To an extent, it’s natural that both parties are moving somewhat to the left because underlying public opinion is also moving to the left. But failing to recognize that Trump does in fact represent a kind of moderation on the issues can lead to both too much complacency about the risks of taking unpopular stances and too little excitement about the prospects of beating him.
Controlling the presidency is a big deal
One reason liberals are reluctant to acknowledge that Trump ran and won as a moderate is that to their eyes, he’s scoring conservative policy wins all the time.
And that’s true. One could imagine a Republican reacting to Trump’s platform and saying, “Are you really expecting me to get excited about a president who doesn’t plan to challenge the biggest elements of the welfare state or the left’s single biggest culture war win in a generation?”
But it turns out that conservatives find it pretty exciting to be in power. They now have a real chance of overturning Roe v. Wade. More broadly, a huge new cohort of conservative federal judges is going to exert a gravitational pull on all areas of American public policy for years to come. Business-friendly regulators run every agency, doling out favors to interest groups and rolling back critical protections for labor, consumers, and the environment. Immigration enforcement priorities now reflect Trump’s casual cruelty rather than any effort to strike a humane balance.
This is all a big deal, and by the same token, replacing Trump, a Republican, with someone who is not a Republican would be a really big deal, whether or not that person runs and wins on a platform of sweeping change.
There are, clearly, important differences between the Democrats running for president as well as important areas in which many of the candidates have not clarified exactly where they stand. But there are also important areas of agreement, where a flip in the partisan control of government would have predictable — and important — impacts. None of them would install a coal lobbyist to run the Environmental Protection Agency, back lawsuits that aim to make the Affordable Care Act unworkable, or gut the Justice Department’s Civil Rights Division.
Flipping control of the regulatory apparatus of the federal government is a big deal. Appointing judges is a big deal. Gaining a bit more of an upper hand in annual appropriations negotiations is a big deal. If Trump winning the election was a big win for conservatives despite giving up on Social Security and marriage equality, then Trump losing the election would be a big win for progressives, even if they restrain themselves somewhat on policy.
Now, needless to say, there is a certain “nothing ventured, nothing gained” quality to American politics, and it would be a bit absurd to expect presidential candidates to eschew all forms of risk-taking. But it’s also worth putting this in perspective. Win or lose the election, there’s just no way Democrats are going to be able to implement the Section 1325 repeal many of them promised at last week’s debate.
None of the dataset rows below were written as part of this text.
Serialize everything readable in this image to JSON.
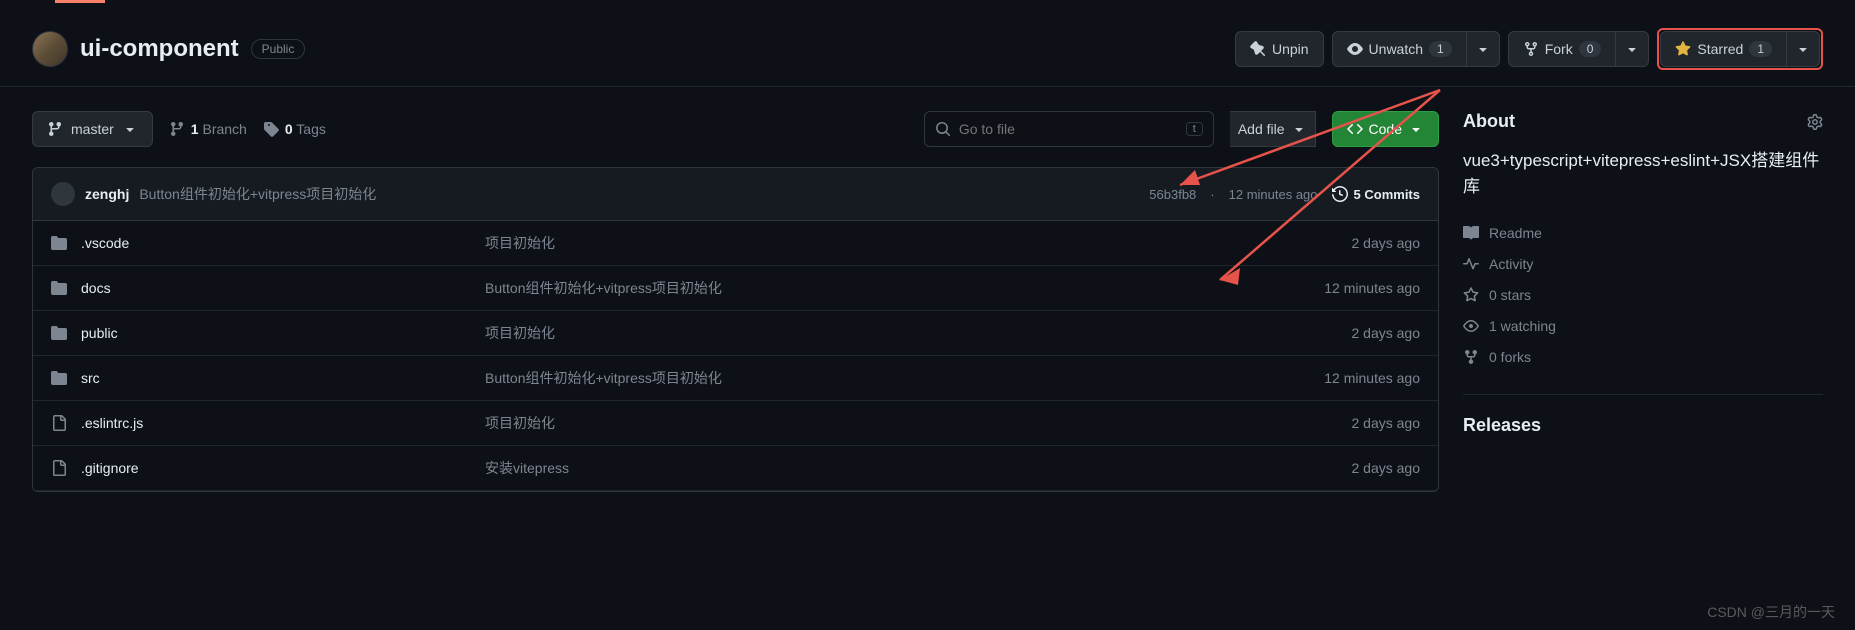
{
  "header": {
    "repo_name": "ui-component",
    "visibility": "Public",
    "unpin_label": "Unpin",
    "unwatch_label": "Unwatch",
    "unwatch_count": "1",
    "fork_label": "Fork",
    "fork_count": "0",
    "starred_label": "Starred",
    "starred_count": "1"
  },
  "toolbar": {
    "branch_name": "master",
    "branch_count": "1",
    "branch_label": "Branch",
    "tag_count": "0",
    "tag_label": "Tags",
    "search_placeholder": "Go to file",
    "search_key": "t",
    "add_file_label": "Add file",
    "code_label": "Code"
  },
  "commit": {
    "author": "zenghj",
    "message": "Button组件初始化+vitpress项目初始化",
    "sha": "56b3fb8",
    "time": "12 minutes ago",
    "commits_count": "5 Commits"
  },
  "files": [
    {
      "type": "folder",
      "name": ".vscode",
      "msg": "项目初始化",
      "time": "2 days ago"
    },
    {
      "type": "folder",
      "name": "docs",
      "msg": "Button组件初始化+vitpress项目初始化",
      "time": "12 minutes ago"
    },
    {
      "type": "folder",
      "name": "public",
      "msg": "项目初始化",
      "time": "2 days ago"
    },
    {
      "type": "folder",
      "name": "src",
      "msg": "Button组件初始化+vitpress项目初始化",
      "time": "12 minutes ago"
    },
    {
      "type": "file",
      "name": ".eslintrc.js",
      "msg": "项目初始化",
      "time": "2 days ago"
    },
    {
      "type": "file",
      "name": ".gitignore",
      "msg": "安装vitepress",
      "time": "2 days ago"
    }
  ],
  "about": {
    "heading": "About",
    "description": "vue3+typescript+vitepress+eslint+JSX搭建组件库",
    "readme": "Readme",
    "activity": "Activity",
    "stars": "0 stars",
    "watching": "1 watching",
    "forks": "0 forks",
    "releases_heading": "Releases"
  },
  "watermark": "CSDN @三月的一天"
}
But if they lose the election over charges of being soft on border enforcement, then they can’t do anything at all for DREAMers, for humane treatment of asylum seekers, or for a path to citizenship for the long-settled undocumented population. Taking an unpopular stand or two in pursuit of progress is fine.
But extremism, like anything else, is best in moderation and ought to be saved for moments where the stakes are really high. Trump’s success in politics, meanwhile, confirms rather than debunks the basic political value of trying to take popular positions on the issues.